|Billable costs are charged to your student account. They are due based on the Office of Student Financial Services and Cashiering payment schedule. Be sure to check your statements when they are available.|
|Education Abroad Fee||$500|
|This fee is charged to your account when the application status changes from "Accepted" to "Committed." This fee includes Education Abroad services including registration, billing, advising, risk management, and pre-departure orientation.|
|International Health Insurance||$45|
|This fee is charged to your UMD account upon course registration. This fee includes: Tuition, in-country transportation, course related activities, group meals, and teaching services.|
|This fee represents the housing provided during the program.|
|TOTAL PROGRAM FEE||$3,230|
|Roundtrip Airfare (estimate)||$1,700|
|Optional Activities/incidental expenses||$50|
|Optional trip cancellation/interruption Insurance (estimate)||$180|
|TOTAL ESTIMATED COST OF ATTENDANCE:||$5,485|
NOTE: If you are a non-UMD graduate student, you will need to pay a $75 application fee to the UMD graduate school to participate in this program.
Please refer to the following resources for more information on funding study abroad
PLEASE NOTE: All University of Maryland study abroad programs are financially self-supporting and, therefore, subject to cancellation due to low enrollment.
Tom Hilde is Research Professor in the School of Public Policy. He teaches courses in Environment & Development, and Environmental Ethics International Environmental Agreements, and Moral Dimensions of Public Policy. He also directs the policy course trip to Peru (the Amazon and Lima) on sustainable development, resource conflict, and human rights. Trained in philosophy, Hilde moved to UMD from New York University, where he directed the Environmental Conservation Education Program and the Applied Philosophy Group, and taught interdisciplinary seminars in environmental politics and ethics, globalization, and international development. He has published the books, The Agrarian Roots of Pragmatism (2000) and On Torture (2008). Hilde was a Fulbright senior scholar in Venezuela in 2005 and Safra Network Fellow at Harvard University during 2014-2015.
For course, itinerary or in-country information, please contact the Program Director. For general questions or assistance with applying, contact EA Short-term Programs.
As a part of this program, you will engage in the following activities:
- Guest lectures by leading development and environmental experts and officials.
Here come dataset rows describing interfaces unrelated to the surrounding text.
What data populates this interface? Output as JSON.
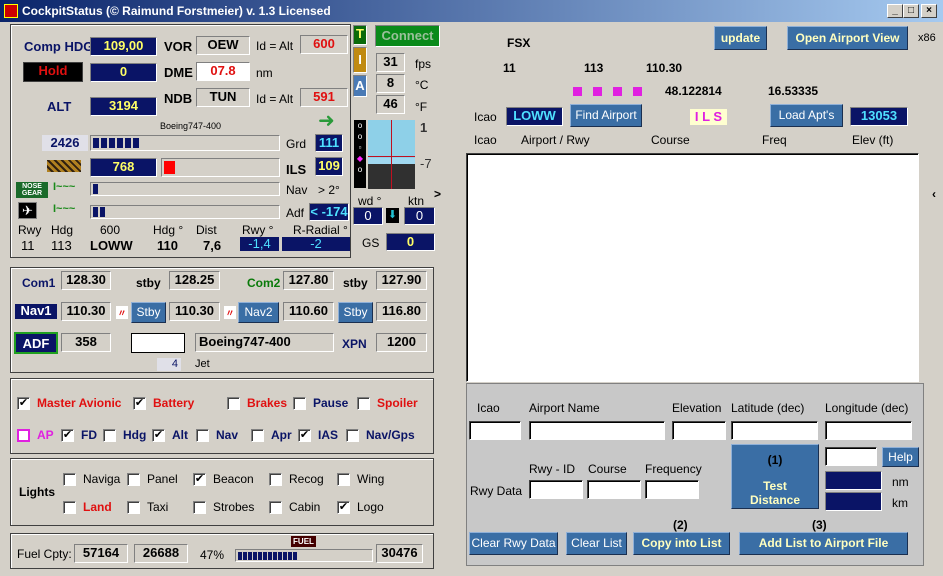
{
  "window": {
    "title": "CockpitStatus (© Raimund Forstmeier) v. 1.3 Licensed",
    "min": "_",
    "max": "□",
    "close": "×"
  },
  "instruments": {
    "comp_hdg_label": "Comp HDG",
    "comp_hdg": "109,00",
    "vor_label": "VOR",
    "vor": "OEW",
    "id_alt_1": "Id = Alt",
    "vor_alt": "600",
    "hold_label": "Hold",
    "hold": "0",
    "dme_label": "DME",
    "dme": "07.8",
    "nm": "nm",
    "alt_label": "ALT",
    "alt": "3194",
    "ndb_label": "NDB",
    "ndb": "TUN",
    "id_alt_2": "Id = Alt",
    "ndb_alt": "591",
    "aircraft": "Boeing747-400",
    "ground_alt": "2426",
    "grd_label": "Grd",
    "grd": "111",
    "grd_bar_blocks": 6,
    "vs": "768",
    "ils_label": "ILS",
    "ils": "109",
    "nav_label": "Nav",
    "nav_limit": "> 2°",
    "adf_label": "Adf",
    "adf": "< -174",
    "nose_gear": "NOSE GEAR",
    "gear_sym_1": "I~~~",
    "gear_sym_2": "I~~~",
    "bottom_headers": [
      "Rwy",
      "Hdg",
      "600",
      "Hdg °",
      "Dist",
      "Rwy °",
      "R-Radial °"
    ],
    "bottom_values": [
      "11",
      "113",
      "LOWW",
      "110",
      "7,6",
      "-1,4",
      "-2"
    ]
  },
  "side": {
    "t": "T",
    "i": "I",
    "a": "A",
    "connect": "Connect",
    "fps": "31",
    "fps_label": "fps",
    "temp_c": "8",
    "c_label": "°C",
    "temp_f": "46",
    "f_label": "°F",
    "ils_top": "1",
    "ils_bottom": "-7",
    "expand": ">",
    "wd_label": "wd °",
    "ktn_label": "ktn",
    "wd": "0",
    "ktn": "0",
    "gs_label": "GS",
    "gs": "0"
  },
  "radios": {
    "com1_label": "Com1",
    "com1": "128.30",
    "stby1_label": "stby",
    "com1_stby": "128.25",
    "com2_label": "Com2",
    "com2": "127.80",
    "stby2_label": "stby",
    "com2_stby": "127.90",
    "nav1_label": "Nav1",
    "nav1": "110.30",
    "nav1_stby_btn": "Stby",
    "nav1_stby": "110.30",
    "nav2_btn": "Nav2",
    "nav2": "110.60",
    "nav2_stby_btn": "Stby",
    "nav2_stby": "116.80",
    "adf_btn": "ADF",
    "adf": "358",
    "input": "",
    "aircraft": "Boeing747-400",
    "xpn_label": "XPN",
    "xpn": "1200",
    "engines": "4",
    "engine_type": "Jet"
  },
  "switches": {
    "row1": [
      {
        "label": "Master Avionic",
        "checked": true,
        "color": "#e01010"
      },
      {
        "label": "Battery",
        "checked": true,
        "color": "#e01010"
      },
      {
        "label": "Brakes",
        "checked": false,
        "color": "#e01010"
      },
      {
        "label": "Pause",
        "checked": false,
        "color": "#0a1466"
      },
      {
        "label": "Spoiler",
        "checked": false,
        "color": "#e01010"
      }
    ],
    "row2": [
      {
        "label": "AP",
        "checked": false,
        "color": "#e020e0"
      },
      {
        "label": "FD",
        "checked": true,
        "color": "#0a1466"
      },
      {
        "label": "Hdg",
        "checked": false,
        "color": "#0a1466"
      },
      {
        "label": "Alt",
        "checked": true,
        "color": "#0a1466"
      },
      {
        "label": "Nav",
        "checked": false,
        "color": "#0a1466"
      },
      {
        "label": "Apr",
        "checked": false,
        "color": "#0a1466"
      },
      {
        "label": "IAS",
        "checked": true,
        "color": "#0a1466"
      },
      {
        "label": "Nav/Gps",
        "checked": false,
        "color": "#0a1466"
      }
    ]
  },
  "lights": {
    "title": "Lights",
    "row1": [
      {
        "label": "Naviga",
        "checked": false
      },
      {
        "label": "Panel",
        "checked": false
      },
      {
        "label": "Beacon",
        "checked": true
      },
      {
        "label": "Recog",
        "checked": false
      },
      {
        "label": "Wing",
        "checked": false
      }
    ],
    "row2": [
      {
        "label": "Land",
        "checked": false
      },
      {
        "label": "Taxi",
        "checked": false
      },
      {
        "label": "Strobes",
        "checked": false
      },
      {
        "label": "Cabin",
        "checked": false
      },
      {
        "label": "Logo",
        "checked": true
      }
    ]
  },
  "fuel": {
    "label": "Fuel Cpty:",
    "capacity": "57164",
    "current": "26688",
    "percent": "47%",
    "percent_value": 47,
    "icon": "FUEL",
    "remaining": "30476"
  },
  "airport": {
    "sim": "FSX",
    "update": "update",
    "open_view": "Open Airport View",
    "arch": "x86",
    "rwy": "11",
    "hdg": "113",
    "freq": "110.30",
    "lat": "48.122814",
    "lon": "16.53335",
    "icao_label": "Icao",
    "icao": "LOWW",
    "find": "Find Airport",
    "ils": "I L S",
    "load": "Load Apt's",
    "count": "13053",
    "columns": [
      "Icao",
      "Airport / Rwy",
      "Course",
      "Freq",
      "Elev (ft)"
    ],
    "rows": []
  },
  "editor": {
    "labels": [
      "Icao",
      "Airport Name",
      "Elevation",
      "Latitude (dec)",
      "Longitude (dec)"
    ],
    "rwy_data": "Rwy Data",
    "rwy_labels": [
      "Rwy -  ID",
      "Course",
      "Frequency"
    ],
    "test_num": "(1)",
    "test": "Test Distance",
    "help": "Help",
    "nm": "nm",
    "km": "km",
    "step2": "(2)",
    "step3": "(3)",
    "clear_rwy": "Clear Rwy Data",
    "clear_list": "Clear List",
    "copy": "Copy into List",
    "add": "Add List to Airport File"
  },
  "colors": {
    "navy": "#0a1466",
    "accent_blue": "#3a6ea5",
    "red": "#e01010",
    "magenta": "#e020e0",
    "green": "#0a7a0a"
  }
}
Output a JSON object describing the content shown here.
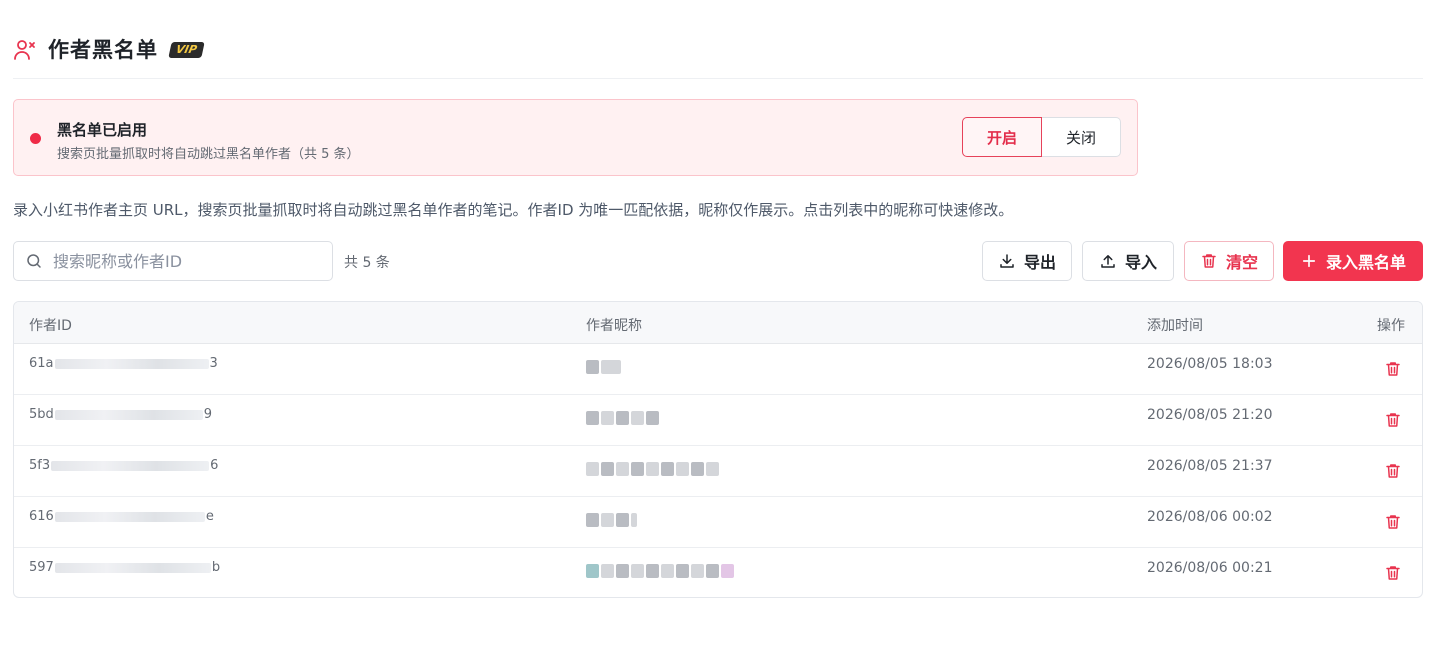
{
  "header": {
    "title": "作者黑名单",
    "badge": "VIP"
  },
  "banner": {
    "title": "黑名单已启用",
    "description": "搜索页批量抓取时将自动跳过黑名单作者（共 5 条）",
    "on_label": "开启",
    "off_label": "关闭"
  },
  "description": "录入小红书作者主页 URL，搜索页批量抓取时将自动跳过黑名单作者的笔记。作者ID 为唯一匹配依据，昵称仅作展示。点击列表中的昵称可快速修改。",
  "toolbar": {
    "search_placeholder": "搜索昵称或作者ID",
    "count": "共 5 条",
    "export_label": "导出",
    "import_label": "导入",
    "clear_label": "清空",
    "add_label": "录入黑名单"
  },
  "table": {
    "columns": {
      "id": "作者ID",
      "nickname": "作者昵称",
      "time": "添加时间",
      "action": "操作"
    },
    "rows": [
      {
        "id_prefix": "61a",
        "id_suffix": "3",
        "time": "2026/08/05 18:03"
      },
      {
        "id_prefix": "5bd",
        "id_suffix": "9",
        "time": "2026/08/05 21:20"
      },
      {
        "id_prefix": "5f3",
        "id_suffix": "6",
        "time": "2026/08/05 21:37"
      },
      {
        "id_prefix": "616",
        "id_suffix": "e",
        "time": "2026/08/06 00:02"
      },
      {
        "id_prefix": "597",
        "id_suffix": "b",
        "time": "2026/08/06 00:21"
      }
    ]
  },
  "colors": {
    "accent": "#f2354f",
    "banner_bg": "#fff1f2",
    "banner_border": "#fbc4cb"
  }
}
- Exploration of the natural environment, including activities of jungle trekking and coral reef exploring.
- Cultural excursions to temples, rice farms, and oil palm plantations.